The Jambs headed by a blue ribbon

The terminal blockings inlaid with a laurel sprig and an oak leaf and acorn branch crossed and tied together with a blue ribbon. The jambs headed by a blue ribbon from which hangs a long ribbon terminating in a bell flower. Overlaid on this are laurel and oak leaf branches which descend the whole of the jamb and which cross and re-cross each other to form six loops, knotted at the bottom with a ribbon. Within the fourth of these, and tied by a knot in the ribbon, is an upright oval panel. That to the left jamb depicts a muse which are ancient classical figures that personify knowledge and the arts, especially literature, dance and music. That to the right shows Melpomene the muse of tragedy with her short sword. The whole standing on foot blocks of conforming shape to the jambs and surmounted by a moulded shelf breakfront above the frieze blockings.
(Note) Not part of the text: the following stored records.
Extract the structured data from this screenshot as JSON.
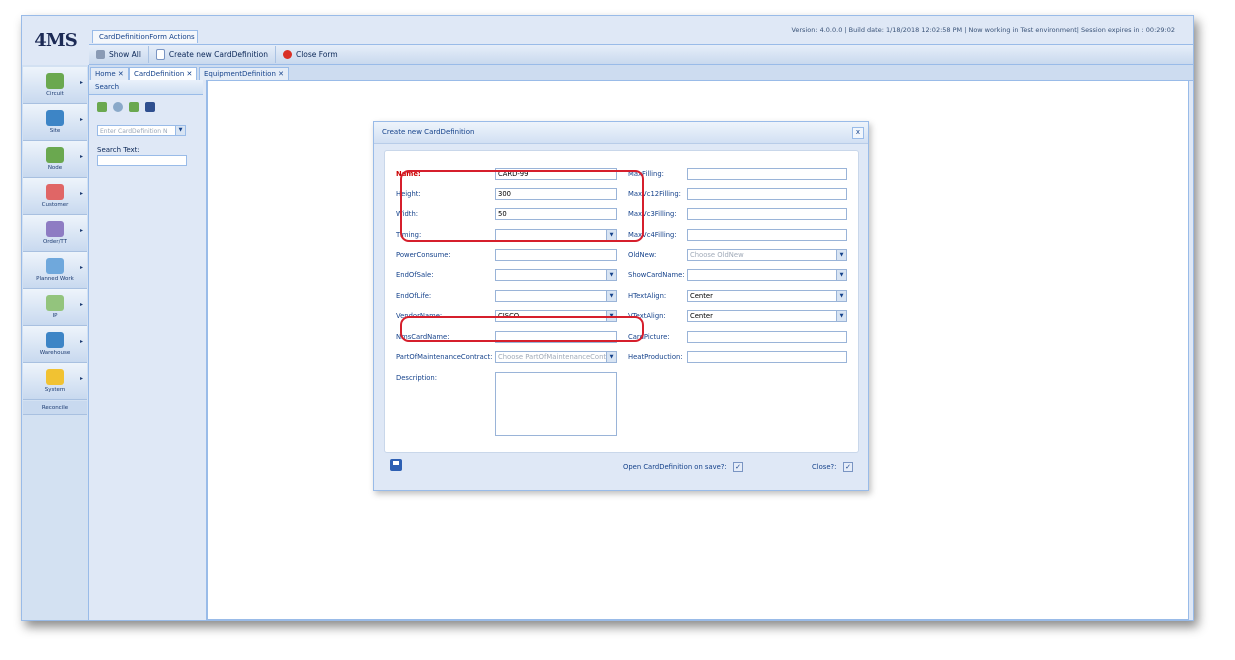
{
  "app": {
    "logo": "4MS",
    "version_info": "Version: 4.0.0.0 | Build date: 1/18/2018 12:02:58 PM | Now working in Test environment| Session expires in : 00:29:02"
  },
  "actions": {
    "title": "CardDefinitionForm Actions",
    "show_all": "Show All",
    "create_new": "Create new CardDefinition",
    "close_form": "Close Form"
  },
  "nav": {
    "items": [
      {
        "label": "Circuit",
        "icon": "circuit-icon",
        "color": "#6aa84f"
      },
      {
        "label": "Site",
        "icon": "site-icon",
        "color": "#3d85c6"
      },
      {
        "label": "Node",
        "icon": "node-icon",
        "color": "#6aa84f"
      },
      {
        "label": "Customer",
        "icon": "customer-icon",
        "color": "#e06666"
      },
      {
        "label": "Order/TT",
        "icon": "order-icon",
        "color": "#8e7cc3"
      },
      {
        "label": "Planned Work",
        "icon": "planned-work-icon",
        "color": "#6fa8dc"
      },
      {
        "label": "IP",
        "icon": "ip-icon",
        "color": "#93c47d"
      },
      {
        "label": "Warehouse",
        "icon": "warehouse-icon",
        "color": "#3d85c6"
      },
      {
        "label": "System",
        "icon": "system-icon",
        "color": "#f1c232"
      }
    ],
    "reconcile": "Reconcile"
  },
  "tabs": [
    {
      "label": "Home",
      "close": "✕"
    },
    {
      "label": "CardDefinition",
      "close": "✕"
    },
    {
      "label": "EquipmentDefinition",
      "close": "✕"
    }
  ],
  "search": {
    "title": "Search",
    "combo_placeholder": "Enter CardDefinition N",
    "search_text_label": "Search Text:"
  },
  "dialog": {
    "title": "Create new CardDefinition",
    "close": "x",
    "left_fields": {
      "name": {
        "label": "Name:",
        "value": "CARD-99"
      },
      "height": {
        "label": "Height:",
        "value": "300"
      },
      "width": {
        "label": "Width:",
        "value": "50"
      },
      "timing": {
        "label": "Timing:",
        "value": ""
      },
      "power_consume": {
        "label": "PowerConsume:",
        "value": ""
      },
      "end_of_sale": {
        "label": "EndOfSale:",
        "value": ""
      },
      "end_of_life": {
        "label": "EndOfLife:",
        "value": ""
      },
      "vendor_name": {
        "label": "VendorName:",
        "value": "CISCO"
      },
      "nms_card_name": {
        "label": "NmsCardName:",
        "value": ""
      },
      "part_of_maintenance": {
        "label": "PartOfMaintenanceContract:",
        "placeholder": "Choose PartOfMaintenanceContr"
      },
      "description": {
        "label": "Description:",
        "value": ""
      }
    },
    "right_fields": {
      "max_filling": {
        "label": "MaxFilling:",
        "value": ""
      },
      "max_vc12": {
        "label": "MaxVc12Filling:",
        "value": ""
      },
      "max_vc3": {
        "label": "MaxVc3Filling:",
        "value": ""
      },
      "max_vc4": {
        "label": "MaxVc4Filling:",
        "value": ""
      },
      "old_new": {
        "label": "OldNew:",
        "placeholder": "Choose OldNew"
      },
      "show_card_name": {
        "label": "ShowCardName:",
        "value": ""
      },
      "h_text_align": {
        "label": "HTextAlign:",
        "value": "Center"
      },
      "v_text_align": {
        "label": "VTextAlign:",
        "value": "Center"
      },
      "card_picture": {
        "label": "CardPicture:",
        "value": ""
      },
      "heat_production": {
        "label": "HeatProduction:",
        "value": ""
      }
    },
    "footer": {
      "open_on_save": "Open CardDefinition on save?:",
      "close_label": "Close?:",
      "check": "✓"
    }
  },
  "colors": {
    "highlight": "#d61f2c",
    "required_label": "#cc0000",
    "panel_bg": "#dfe8f6",
    "border": "#99bbe8"
  }
}
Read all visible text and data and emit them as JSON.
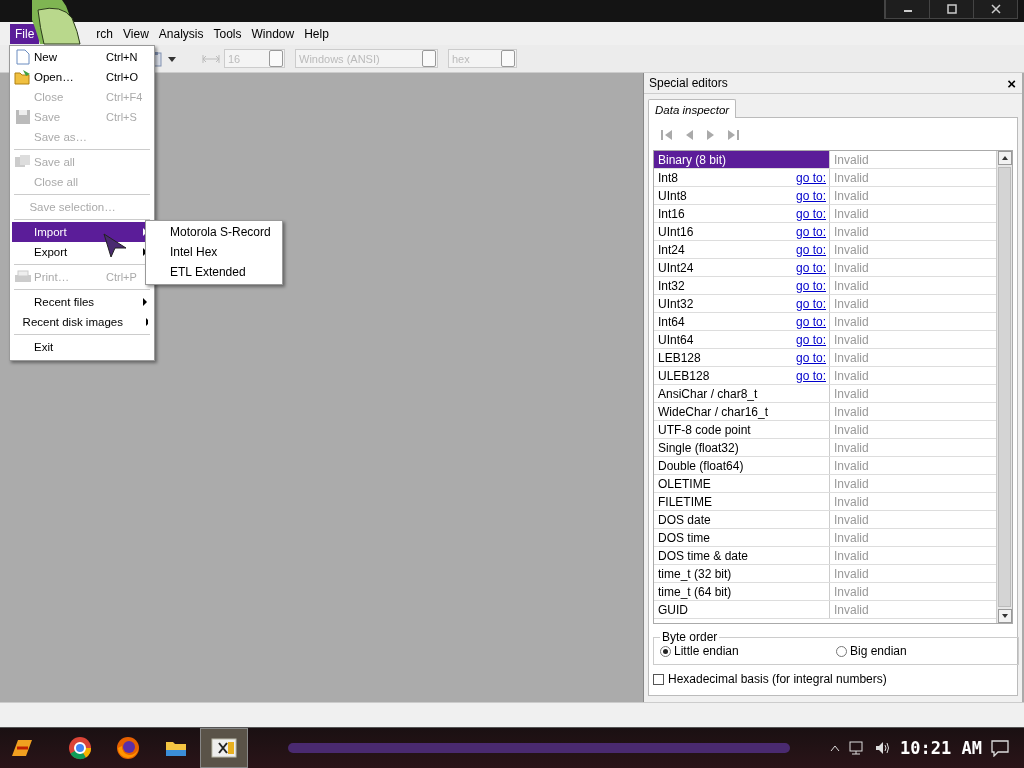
{
  "window": {
    "buttons": [
      {
        "kind": "minimize"
      },
      {
        "kind": "maximize"
      },
      {
        "kind": "close"
      }
    ]
  },
  "menu_bar": [
    {
      "label": "File",
      "selected": true
    },
    {
      "label": "rch",
      "selected": false
    },
    {
      "label": "View",
      "selected": false
    },
    {
      "label": "Analysis",
      "selected": false
    },
    {
      "label": "Tools",
      "selected": false
    },
    {
      "label": "Window",
      "selected": false
    },
    {
      "label": "Help",
      "selected": false
    }
  ],
  "toolbar": {
    "bytes_per_row": "16",
    "charset": "Windows (ANSI)",
    "offset_base": "hex"
  },
  "file_menu": [
    {
      "kind": "item",
      "label": "New",
      "shortcut": "Ctrl+N",
      "disabled": false,
      "selected": false,
      "submenu": false
    },
    {
      "kind": "item",
      "label": "Open…",
      "shortcut": "Ctrl+O",
      "disabled": false,
      "selected": false,
      "submenu": false
    },
    {
      "kind": "item",
      "label": "Close",
      "shortcut": "Ctrl+F4",
      "disabled": true,
      "selected": false,
      "submenu": false
    },
    {
      "kind": "item",
      "label": "Save",
      "shortcut": "Ctrl+S",
      "disabled": true,
      "selected": false,
      "submenu": false
    },
    {
      "kind": "item",
      "label": "Save as…",
      "disabled": true,
      "selected": false,
      "submenu": false
    },
    {
      "kind": "separator"
    },
    {
      "kind": "item",
      "label": "Save all",
      "disabled": true,
      "selected": false,
      "submenu": false
    },
    {
      "kind": "item",
      "label": "Close all",
      "disabled": true,
      "selected": false,
      "submenu": false
    },
    {
      "kind": "separator"
    },
    {
      "kind": "item",
      "label": "Save selection…",
      "disabled": true,
      "selected": false,
      "submenu": false
    },
    {
      "kind": "separator"
    },
    {
      "kind": "item",
      "label": "Import",
      "disabled": false,
      "selected": true,
      "submenu": true
    },
    {
      "kind": "item",
      "label": "Export",
      "disabled": false,
      "selected": false,
      "submenu": true
    },
    {
      "kind": "separator"
    },
    {
      "kind": "item",
      "label": "Print…",
      "shortcut": "Ctrl+P",
      "disabled": true,
      "selected": false,
      "submenu": false
    },
    {
      "kind": "separator"
    },
    {
      "kind": "item",
      "label": "Recent files",
      "disabled": false,
      "selected": false,
      "submenu": true
    },
    {
      "kind": "item",
      "label": "Recent disk images",
      "disabled": false,
      "selected": false,
      "submenu": true
    },
    {
      "kind": "separator"
    },
    {
      "kind": "item",
      "label": "Exit",
      "disabled": false,
      "selected": false,
      "submenu": false
    }
  ],
  "import_submenu": [
    "Motorola S-Record",
    "Intel Hex",
    "ETL Extended"
  ],
  "special_editors": {
    "title": "Special editors",
    "close": "×",
    "tabs": [
      {
        "label": "Data inspector",
        "selected": true
      }
    ],
    "rows": [
      {
        "name": "Binary (8 bit)",
        "value": "Invalid",
        "selected": true
      },
      {
        "name": "Int8",
        "goto": "go to:",
        "value": "Invalid",
        "selected": false
      },
      {
        "name": "UInt8",
        "goto": "go to:",
        "value": "Invalid",
        "selected": false
      },
      {
        "name": "Int16",
        "goto": "go to:",
        "value": "Invalid",
        "selected": false
      },
      {
        "name": "UInt16",
        "goto": "go to:",
        "value": "Invalid",
        "selected": false
      },
      {
        "name": "Int24",
        "goto": "go to:",
        "value": "Invalid",
        "selected": false
      },
      {
        "name": "UInt24",
        "goto": "go to:",
        "value": "Invalid",
        "selected": false
      },
      {
        "name": "Int32",
        "goto": "go to:",
        "value": "Invalid",
        "selected": false
      },
      {
        "name": "UInt32",
        "goto": "go to:",
        "value": "Invalid",
        "selected": false
      },
      {
        "name": "Int64",
        "goto": "go to:",
        "value": "Invalid",
        "selected": false
      },
      {
        "name": "UInt64",
        "goto": "go to:",
        "value": "Invalid",
        "selected": false
      },
      {
        "name": "LEB128",
        "goto": "go to:",
        "value": "Invalid",
        "selected": false
      },
      {
        "name": "ULEB128",
        "goto": "go to:",
        "value": "Invalid",
        "selected": false
      },
      {
        "name": "AnsiChar / char8_t",
        "value": "Invalid",
        "selected": false
      },
      {
        "name": "WideChar / char16_t",
        "value": "Invalid",
        "selected": false
      },
      {
        "name": "UTF-8 code point",
        "value": "Invalid",
        "selected": false
      },
      {
        "name": "Single (float32)",
        "value": "Invalid",
        "selected": false
      },
      {
        "name": "Double (float64)",
        "value": "Invalid",
        "selected": false
      },
      {
        "name": "OLETIME",
        "value": "Invalid",
        "selected": false
      },
      {
        "name": "FILETIME",
        "value": "Invalid",
        "selected": false
      },
      {
        "name": "DOS date",
        "value": "Invalid",
        "selected": false
      },
      {
        "name": "DOS time",
        "value": "Invalid",
        "selected": false
      },
      {
        "name": "DOS time & date",
        "value": "Invalid",
        "selected": false
      },
      {
        "name": "time_t (32 bit)",
        "value": "Invalid",
        "selected": false
      },
      {
        "name": "time_t (64 bit)",
        "value": "Invalid",
        "selected": false
      },
      {
        "name": "GUID",
        "value": "Invalid",
        "selected": false
      }
    ],
    "byte_order": {
      "title": "Byte order",
      "options": [
        {
          "label": "Little endian",
          "selected": true
        },
        {
          "label": "Big endian",
          "selected": false
        }
      ]
    },
    "hex_basis": {
      "label": "Hexadecimal basis (for integral numbers)",
      "checked": false
    }
  },
  "taskbar": {
    "apps": [
      {
        "kind": "start"
      },
      {
        "kind": "chrome",
        "selected": false
      },
      {
        "kind": "firefox",
        "selected": false
      },
      {
        "kind": "folder",
        "selected": false
      },
      {
        "kind": "hxd",
        "selected": true
      }
    ],
    "time": "10:21 AM"
  }
}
Suspended by a ribbon bow

The frieze centred with a horizontal oval panel inlaid, against a simulated porphyry background, with red figures depicting Daphne and Apollo; the whole set within a laurel crown and a thin red line border. This is suspended by a ribbon bow looped through the top and which in turn suspend garlands of ivy leaves hanging from two more bows to either side.

Peter Bossi

Peter Bossi is believed to have been an Italian craftsman, working in Dublin from 1785 until 1798, when he was allegedly implicated in the revolutionary movement and forced to leave.  The Dublin trade directories describe him as “inlayer in Marble and Stucco-worker” and list that he worked from No. 22 and later, No. 38 Fleet Street.  It is said that Bossi jealously guarded the secret of his method and took every precaution against his work being imitated.  In some accounts he is said to have been patronised by a wealthy Irish nobleman who attempted to discover the mysterious process.  When Bossi realized that he was being spied on, he left the country immediately.  Whether it was this or the revolutionary movement that forced him to go one will never be known.  Certainly, it does seem a little unlikely that he was the only man at the time who understood the inlayering process since the style and method of making these mantelpieces is so similar to 17th century Florentine inlaid marble work.  Such work was usually made by chiseling out the white marble ground in defined patterns and filling up the grooves with coloured marble compositions or earth pastes of various colours.  The designs were Adam style patterns, usually of naturalistic leaves and flowers.